> WHAT NEEDS TO BE DONE
Find the word "Registrierung" in the material below and gather every line that contains it.

> RECORDS
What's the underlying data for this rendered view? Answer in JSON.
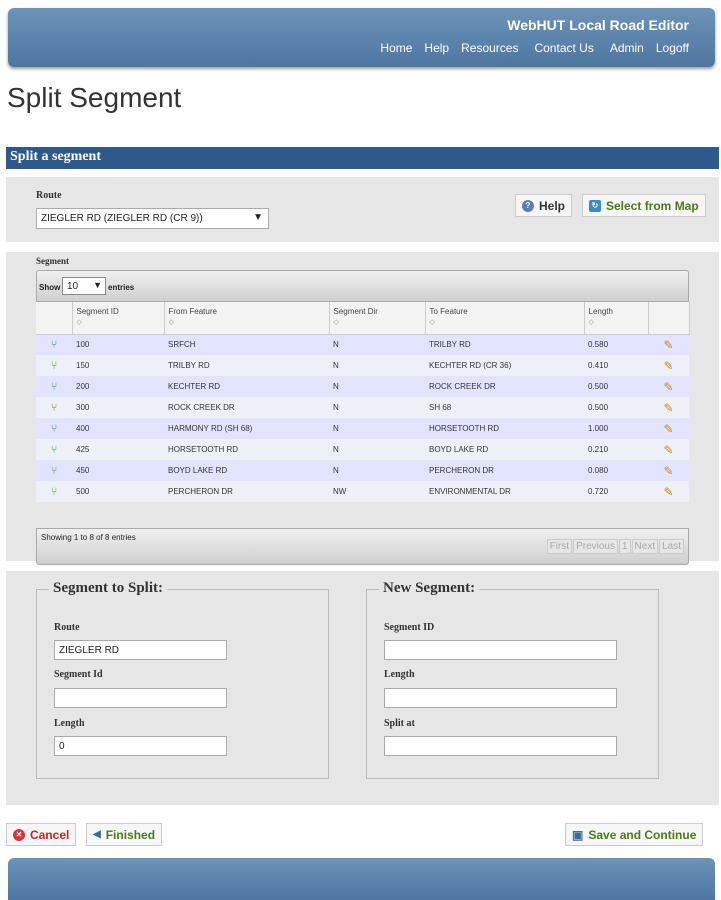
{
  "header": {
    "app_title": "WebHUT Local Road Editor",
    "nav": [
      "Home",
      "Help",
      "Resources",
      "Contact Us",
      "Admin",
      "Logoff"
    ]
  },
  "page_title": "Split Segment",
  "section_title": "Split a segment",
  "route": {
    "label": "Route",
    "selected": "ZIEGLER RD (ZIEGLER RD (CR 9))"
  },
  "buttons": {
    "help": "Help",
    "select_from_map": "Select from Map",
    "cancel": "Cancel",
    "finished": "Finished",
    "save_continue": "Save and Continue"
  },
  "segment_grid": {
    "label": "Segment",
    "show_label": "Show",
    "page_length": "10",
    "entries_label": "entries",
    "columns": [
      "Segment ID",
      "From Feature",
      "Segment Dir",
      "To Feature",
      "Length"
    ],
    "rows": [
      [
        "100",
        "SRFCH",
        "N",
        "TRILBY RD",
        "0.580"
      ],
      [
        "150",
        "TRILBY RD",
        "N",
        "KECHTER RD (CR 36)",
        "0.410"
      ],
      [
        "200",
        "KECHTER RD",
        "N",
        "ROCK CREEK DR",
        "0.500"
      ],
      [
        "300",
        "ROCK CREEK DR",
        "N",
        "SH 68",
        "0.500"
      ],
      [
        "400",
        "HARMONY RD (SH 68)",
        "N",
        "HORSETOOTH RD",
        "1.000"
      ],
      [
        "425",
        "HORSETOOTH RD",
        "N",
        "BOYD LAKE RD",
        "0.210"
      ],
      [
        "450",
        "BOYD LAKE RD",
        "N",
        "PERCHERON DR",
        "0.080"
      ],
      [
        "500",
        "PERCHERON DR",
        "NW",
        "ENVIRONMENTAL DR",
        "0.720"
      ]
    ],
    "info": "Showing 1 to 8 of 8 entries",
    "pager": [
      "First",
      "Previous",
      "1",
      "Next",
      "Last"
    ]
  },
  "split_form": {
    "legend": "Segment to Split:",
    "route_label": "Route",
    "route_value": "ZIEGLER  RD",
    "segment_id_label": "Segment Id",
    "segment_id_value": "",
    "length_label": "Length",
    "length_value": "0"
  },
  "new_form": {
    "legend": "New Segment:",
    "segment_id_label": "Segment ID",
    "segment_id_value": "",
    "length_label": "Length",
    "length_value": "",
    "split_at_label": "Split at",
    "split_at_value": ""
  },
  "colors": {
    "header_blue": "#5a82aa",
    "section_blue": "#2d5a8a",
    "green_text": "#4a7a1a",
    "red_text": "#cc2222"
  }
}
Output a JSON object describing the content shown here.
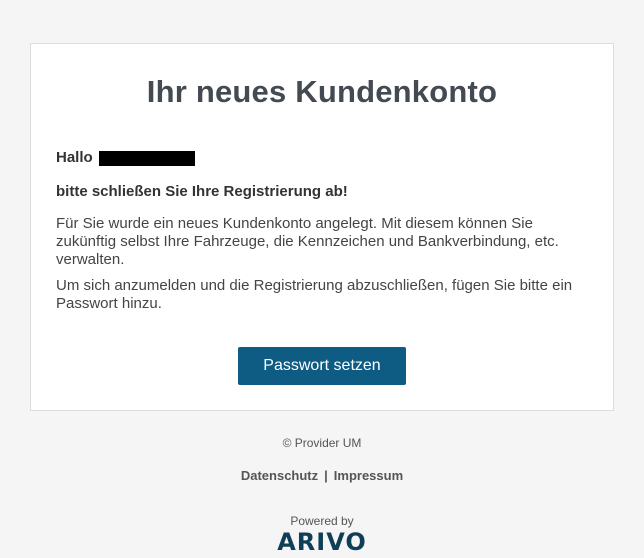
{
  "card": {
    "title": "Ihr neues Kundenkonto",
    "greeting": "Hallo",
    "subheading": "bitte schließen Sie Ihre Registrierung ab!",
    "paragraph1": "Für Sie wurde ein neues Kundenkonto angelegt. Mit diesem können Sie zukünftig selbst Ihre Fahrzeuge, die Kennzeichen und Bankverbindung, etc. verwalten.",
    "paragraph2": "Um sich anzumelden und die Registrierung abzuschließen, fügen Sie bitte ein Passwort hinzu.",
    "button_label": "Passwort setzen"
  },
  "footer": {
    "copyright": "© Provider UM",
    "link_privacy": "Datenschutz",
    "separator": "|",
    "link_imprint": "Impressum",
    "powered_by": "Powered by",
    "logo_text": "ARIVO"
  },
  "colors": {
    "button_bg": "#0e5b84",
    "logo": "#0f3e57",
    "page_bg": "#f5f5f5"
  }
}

> SOLUTION TO THIS PROBLEM
    "subheading": "bitte schließen Sie Ihre Registrierung ab!",
    "paragraph2": "Um sich anzumelden und die Registrierung abzuschließen, fügen Sie bitte ein Passwort hinzu.",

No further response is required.